Doug Hoogerland, Principal Roguewood Elementary I remember crying the day my grandpa died when I was about eight years old. As the funeral was ending, the priest said these words, “Now, please join us in celebrating Harold’s life.” I knew people were coming over after the funeral, but no way did I think we were going to “celebrate.” I was expecting everyone to cry like I was. When my mom explained the meaning behind those puzzling words, I understood immediately. For some reason I got to thinking about my grandfather after hearing about the Boston Marathon which led me to the question; Why is it when something tragic happens like the Sandy Hook Elementary shootings or the Boston Marathon bombing so much attention is placed on the negative? I do realize the need to attempt to understand the meaning behind such atrocities; to hopefully learn ways to prevent similar scenarios. But does this have to be the centerpiece of the issue? Great people, caring people, mothers, fathers, sisters, brothers, friends, lost their lives! First responders and caring bystanders ran to help. These are the ones who should be the centerpiece. These are the people we should be “celebrating.” Schools across the country have been working hard to improve or implement anti-bullying procedures. Rockford Public Schools has brought in experts on the issue of bullying. We have trained each staff member on techniques to help prevent bullying. We have implemented new anti-bullying policies and have been sharing this information with our parents and students. I realize this is important and I will continue to fight against bullying, but like the people who ran to help the injured and wounded in the Boston Marathon bombings and the people who died trying to protect the children at Sandy Hook Elementary, people like my grandpa, let’s not forget to celebrate the good things that are happening every day. This is why at nearly every Rockford elementary school we work to recognize students who are demonstrating helping behaviors. At Roguewood our students and teachers watch for students “sticking their neck out.” We call it our Giraffe Project.
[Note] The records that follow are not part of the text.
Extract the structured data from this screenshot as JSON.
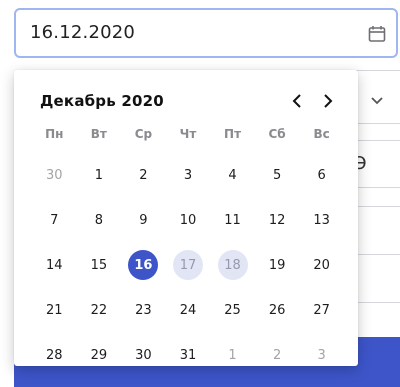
{
  "date_input": {
    "value": "16.12.2020",
    "icon": "calendar-icon"
  },
  "background": {
    "partial_field_text": "Э"
  },
  "calendar": {
    "month_title": "Декабрь 2020",
    "weekdays": [
      "Пн",
      "Вт",
      "Ср",
      "Чт",
      "Пт",
      "Сб",
      "Вс"
    ],
    "weeks": [
      [
        {
          "label": "30",
          "state": "outside"
        },
        {
          "label": "1",
          "state": "normal"
        },
        {
          "label": "2",
          "state": "normal"
        },
        {
          "label": "3",
          "state": "normal"
        },
        {
          "label": "4",
          "state": "normal"
        },
        {
          "label": "5",
          "state": "normal"
        },
        {
          "label": "6",
          "state": "normal"
        }
      ],
      [
        {
          "label": "7",
          "state": "normal"
        },
        {
          "label": "8",
          "state": "normal"
        },
        {
          "label": "9",
          "state": "normal"
        },
        {
          "label": "10",
          "state": "normal"
        },
        {
          "label": "11",
          "state": "normal"
        },
        {
          "label": "12",
          "state": "normal"
        },
        {
          "label": "13",
          "state": "normal"
        }
      ],
      [
        {
          "label": "14",
          "state": "normal"
        },
        {
          "label": "15",
          "state": "normal"
        },
        {
          "label": "16",
          "state": "selected"
        },
        {
          "label": "17",
          "state": "in-range"
        },
        {
          "label": "18",
          "state": "in-range"
        },
        {
          "label": "19",
          "state": "normal"
        },
        {
          "label": "20",
          "state": "normal"
        }
      ],
      [
        {
          "label": "21",
          "state": "normal"
        },
        {
          "label": "22",
          "state": "normal"
        },
        {
          "label": "23",
          "state": "normal"
        },
        {
          "label": "24",
          "state": "normal"
        },
        {
          "label": "25",
          "state": "normal"
        },
        {
          "label": "26",
          "state": "normal"
        },
        {
          "label": "27",
          "state": "normal"
        }
      ],
      [
        {
          "label": "28",
          "state": "normal"
        },
        {
          "label": "29",
          "state": "normal"
        },
        {
          "label": "30",
          "state": "normal"
        },
        {
          "label": "31",
          "state": "normal"
        },
        {
          "label": "1",
          "state": "outside"
        },
        {
          "label": "2",
          "state": "outside"
        },
        {
          "label": "3",
          "state": "outside"
        }
      ]
    ]
  },
  "colors": {
    "accent": "#3d55c9",
    "range_highlight": "#e2e6f4",
    "input_border": "#9fb6f1"
  }
}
Located in our tower area outside the library we have a ceramic giraffe and a box where students can place notes […]